**Work required**.
Please write out all the entries exactly, without the pictures.

Dataset records
::::

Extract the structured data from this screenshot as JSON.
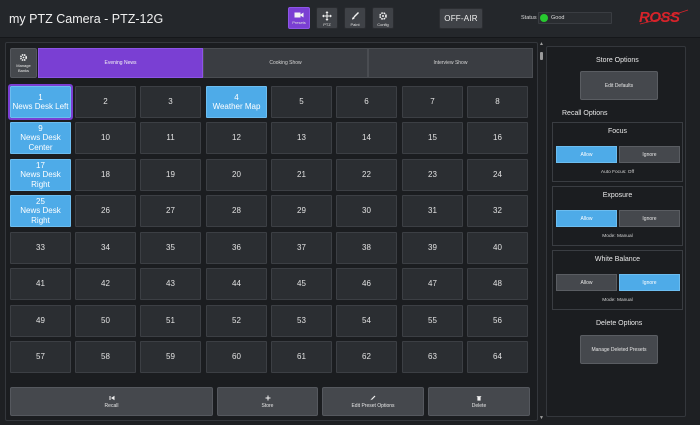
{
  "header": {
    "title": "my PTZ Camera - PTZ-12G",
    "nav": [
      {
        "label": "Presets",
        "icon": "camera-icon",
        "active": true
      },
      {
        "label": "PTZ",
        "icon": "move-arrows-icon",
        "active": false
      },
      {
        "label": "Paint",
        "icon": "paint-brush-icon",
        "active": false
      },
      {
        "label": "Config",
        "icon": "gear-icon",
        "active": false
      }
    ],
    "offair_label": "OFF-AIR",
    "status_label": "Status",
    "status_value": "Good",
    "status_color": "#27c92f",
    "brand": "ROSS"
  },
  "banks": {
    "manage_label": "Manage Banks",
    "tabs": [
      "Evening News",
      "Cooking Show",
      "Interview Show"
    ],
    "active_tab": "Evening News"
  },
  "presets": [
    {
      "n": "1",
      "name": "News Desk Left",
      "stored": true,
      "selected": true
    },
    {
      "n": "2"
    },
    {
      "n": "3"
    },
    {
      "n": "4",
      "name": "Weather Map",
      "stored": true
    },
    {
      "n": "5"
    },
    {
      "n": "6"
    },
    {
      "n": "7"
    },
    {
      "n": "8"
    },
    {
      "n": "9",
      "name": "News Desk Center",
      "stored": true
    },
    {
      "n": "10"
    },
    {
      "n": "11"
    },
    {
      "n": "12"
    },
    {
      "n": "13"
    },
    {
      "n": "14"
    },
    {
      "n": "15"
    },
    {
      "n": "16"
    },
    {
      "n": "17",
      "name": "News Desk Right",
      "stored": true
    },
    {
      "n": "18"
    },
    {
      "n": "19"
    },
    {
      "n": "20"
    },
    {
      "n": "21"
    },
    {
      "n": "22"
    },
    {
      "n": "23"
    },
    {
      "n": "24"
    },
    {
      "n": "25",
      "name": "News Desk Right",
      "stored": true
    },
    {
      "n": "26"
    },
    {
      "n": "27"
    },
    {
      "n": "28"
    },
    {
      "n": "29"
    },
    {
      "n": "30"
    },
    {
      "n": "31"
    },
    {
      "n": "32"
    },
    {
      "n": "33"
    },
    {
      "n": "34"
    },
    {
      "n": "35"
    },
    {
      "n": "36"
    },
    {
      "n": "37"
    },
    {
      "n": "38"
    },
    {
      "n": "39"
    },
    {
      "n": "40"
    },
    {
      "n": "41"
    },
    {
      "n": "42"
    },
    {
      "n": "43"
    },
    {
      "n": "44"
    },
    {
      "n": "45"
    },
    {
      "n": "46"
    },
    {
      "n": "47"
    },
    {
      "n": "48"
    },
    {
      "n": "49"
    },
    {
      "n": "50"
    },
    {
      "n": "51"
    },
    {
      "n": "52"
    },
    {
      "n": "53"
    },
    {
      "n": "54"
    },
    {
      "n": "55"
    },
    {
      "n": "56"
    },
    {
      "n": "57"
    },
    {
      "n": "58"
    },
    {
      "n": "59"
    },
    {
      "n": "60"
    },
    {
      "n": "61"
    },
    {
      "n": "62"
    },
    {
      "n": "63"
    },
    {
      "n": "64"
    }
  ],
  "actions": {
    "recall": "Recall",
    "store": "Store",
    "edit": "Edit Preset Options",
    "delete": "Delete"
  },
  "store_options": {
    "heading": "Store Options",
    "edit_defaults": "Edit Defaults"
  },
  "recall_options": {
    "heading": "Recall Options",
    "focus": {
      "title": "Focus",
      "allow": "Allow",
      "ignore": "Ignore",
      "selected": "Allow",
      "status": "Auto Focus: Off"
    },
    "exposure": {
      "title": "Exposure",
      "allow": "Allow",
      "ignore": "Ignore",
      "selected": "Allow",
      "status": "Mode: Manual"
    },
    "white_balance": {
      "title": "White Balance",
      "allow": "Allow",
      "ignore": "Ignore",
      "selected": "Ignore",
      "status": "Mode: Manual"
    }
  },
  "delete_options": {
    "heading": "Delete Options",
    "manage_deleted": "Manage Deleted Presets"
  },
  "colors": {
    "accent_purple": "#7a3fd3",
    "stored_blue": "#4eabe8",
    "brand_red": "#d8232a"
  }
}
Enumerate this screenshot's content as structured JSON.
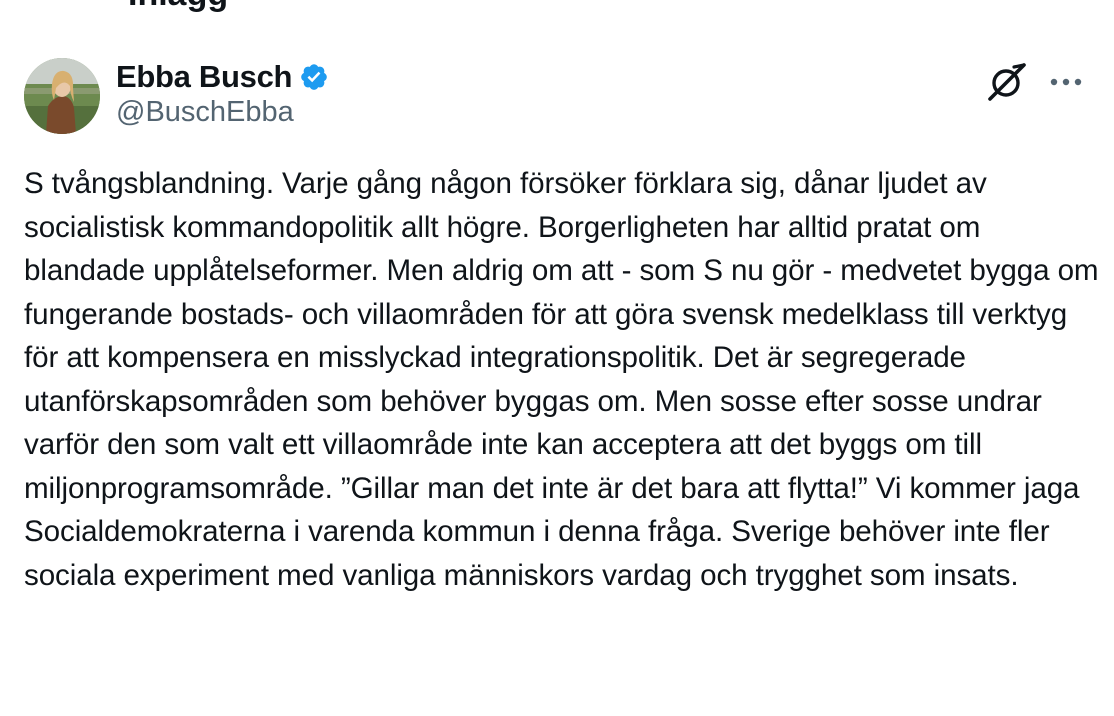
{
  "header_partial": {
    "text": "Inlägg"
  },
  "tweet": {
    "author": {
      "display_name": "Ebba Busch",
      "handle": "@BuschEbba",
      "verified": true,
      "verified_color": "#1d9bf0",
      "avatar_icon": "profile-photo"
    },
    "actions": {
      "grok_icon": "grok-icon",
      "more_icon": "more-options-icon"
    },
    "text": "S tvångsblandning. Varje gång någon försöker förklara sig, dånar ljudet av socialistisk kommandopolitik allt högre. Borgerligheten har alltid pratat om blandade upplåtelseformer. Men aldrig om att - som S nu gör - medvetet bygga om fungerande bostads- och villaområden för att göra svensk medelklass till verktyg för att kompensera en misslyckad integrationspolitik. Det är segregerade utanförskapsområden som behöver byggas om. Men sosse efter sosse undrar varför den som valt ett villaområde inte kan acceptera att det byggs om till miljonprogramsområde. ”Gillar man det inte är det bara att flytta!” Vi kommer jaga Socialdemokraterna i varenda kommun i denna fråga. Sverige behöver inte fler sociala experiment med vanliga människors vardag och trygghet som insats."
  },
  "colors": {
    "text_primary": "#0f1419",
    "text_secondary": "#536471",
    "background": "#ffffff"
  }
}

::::

**Written answer**.
Extract the structured data from this screenshot as JSON.
{
  "header": {
    "title": "my PTZ Camera - PTZ-12G",
    "nav": [
      {
        "label": "Presets",
        "icon": "camera-icon",
        "active": true
      },
      {
        "label": "PTZ",
        "icon": "move-arrows-icon",
        "active": false
      },
      {
        "label": "Paint",
        "icon": "paint-brush-icon",
        "active": false
      },
      {
        "label": "Config",
        "icon": "gear-icon",
        "active": false
      }
    ],
    "offair_label": "OFF-AIR",
    "status_label": "Status",
    "status_value": "Good",
    "status_color": "#27c92f",
    "brand": "ROSS"
  },
  "banks": {
    "manage_label": "Manage Banks",
    "tabs": [
      "Evening News",
      "Cooking Show",
      "Interview Show"
    ],
    "active_tab": "Evening News"
  },
  "presets": [
    {
      "n": "1",
      "name": "News Desk Left",
      "stored": true,
      "selected": true
    },
    {
      "n": "2"
    },
    {
      "n": "3"
    },
    {
      "n": "4",
      "name": "Weather Map",
      "stored": true
    },
    {
      "n": "5"
    },
    {
      "n": "6"
    },
    {
      "n": "7"
    },
    {
      "n": "8"
    },
    {
      "n": "9",
      "name": "News Desk Center",
      "stored": true
    },
    {
      "n": "10"
    },
    {
      "n": "11"
    },
    {
      "n": "12"
    },
    {
      "n": "13"
    },
    {
      "n": "14"
    },
    {
      "n": "15"
    },
    {
      "n": "16"
    },
    {
      "n": "17",
      "name": "News Desk Right",
      "stored": true
    },
    {
      "n": "18"
    },
    {
      "n": "19"
    },
    {
      "n": "20"
    },
    {
      "n": "21"
    },
    {
      "n": "22"
    },
    {
      "n": "23"
    },
    {
      "n": "24"
    },
    {
      "n": "25",
      "name": "News Desk Right",
      "stored": true
    },
    {
      "n": "26"
    },
    {
      "n": "27"
    },
    {
      "n": "28"
    },
    {
      "n": "29"
    },
    {
      "n": "30"
    },
    {
      "n": "31"
    },
    {
      "n": "32"
    },
    {
      "n": "33"
    },
    {
      "n": "34"
    },
    {
      "n": "35"
    },
    {
      "n": "36"
    },
    {
      "n": "37"
    },
    {
      "n": "38"
    },
    {
      "n": "39"
    },
    {
      "n": "40"
    },
    {
      "n": "41"
    },
    {
      "n": "42"
    },
    {
      "n": "43"
    },
    {
      "n": "44"
    },
    {
      "n": "45"
    },
    {
      "n": "46"
    },
    {
      "n": "47"
    },
    {
      "n": "48"
    },
    {
      "n": "49"
    },
    {
      "n": "50"
    },
    {
      "n": "51"
    },
    {
      "n": "52"
    },
    {
      "n": "53"
    },
    {
      "n": "54"
    },
    {
      "n": "55"
    },
    {
      "n": "56"
    },
    {
      "n": "57"
    },
    {
      "n": "58"
    },
    {
      "n": "59"
    },
    {
      "n": "60"
    },
    {
      "n": "61"
    },
    {
      "n": "62"
    },
    {
      "n": "63"
    },
    {
      "n": "64"
    }
  ],
  "actions": {
    "recall": "Recall",
    "store": "Store",
    "edit": "Edit Preset Options",
    "delete": "Delete"
  },
  "store_options": {
    "heading": "Store Options",
    "edit_defaults": "Edit Defaults"
  },
  "recall_options": {
    "heading": "Recall Options",
    "focus": {
      "title": "Focus",
      "allow": "Allow",
      "ignore": "Ignore",
      "selected": "Allow",
      "status": "Auto Focus: Off"
    },
    "exposure": {
      "title": "Exposure",
      "allow": "Allow",
      "ignore": "Ignore",
      "selected": "Allow",
      "status": "Mode: Manual"
    },
    "white_balance": {
      "title": "White Balance",
      "allow": "Allow",
      "ignore": "Ignore",
      "selected": "Ignore",
      "status": "Mode: Manual"
    }
  },
  "delete_options": {
    "heading": "Delete Options",
    "manage_deleted": "Manage Deleted Presets"
  },
  "colors": {
    "accent_purple": "#7a3fd3",
    "stored_blue": "#4eabe8",
    "brand_red": "#d8232a"
  }
}
Enumerate this screenshot's content as structured JSON.
{
  "header_partial": {
    "text": "Inlägg"
  },
  "tweet": {
    "author": {
      "display_name": "Ebba Busch",
      "handle": "@BuschEbba",
      "verified": true,
      "verified_color": "#1d9bf0",
      "avatar_icon": "profile-photo"
    },
    "actions": {
      "grok_icon": "grok-icon",
      "more_icon": "more-options-icon"
    },
    "text": "S tvångsblandning. Varje gång någon försöker förklara sig, dånar ljudet av socialistisk kommandopolitik allt högre. Borgerligheten har alltid pratat om blandade upplåtelseformer. Men aldrig om att - som S nu gör - medvetet bygga om fungerande bostads- och villaområden för att göra svensk medelklass till verktyg för att kompensera en misslyckad integrationspolitik. Det är segregerade utanförskapsområden som behöver byggas om. Men sosse efter sosse undrar varför den som valt ett villaområde inte kan acceptera att det byggs om till miljonprogramsområde. ”Gillar man det inte är det bara att flytta!” Vi kommer jaga Socialdemokraterna i varenda kommun i denna fråga. Sverige behöver inte fler sociala experiment med vanliga människors vardag och trygghet som insats."
  },
  "colors": {
    "text_primary": "#0f1419",
    "text_secondary": "#536471",
    "background": "#ffffff"
  }
}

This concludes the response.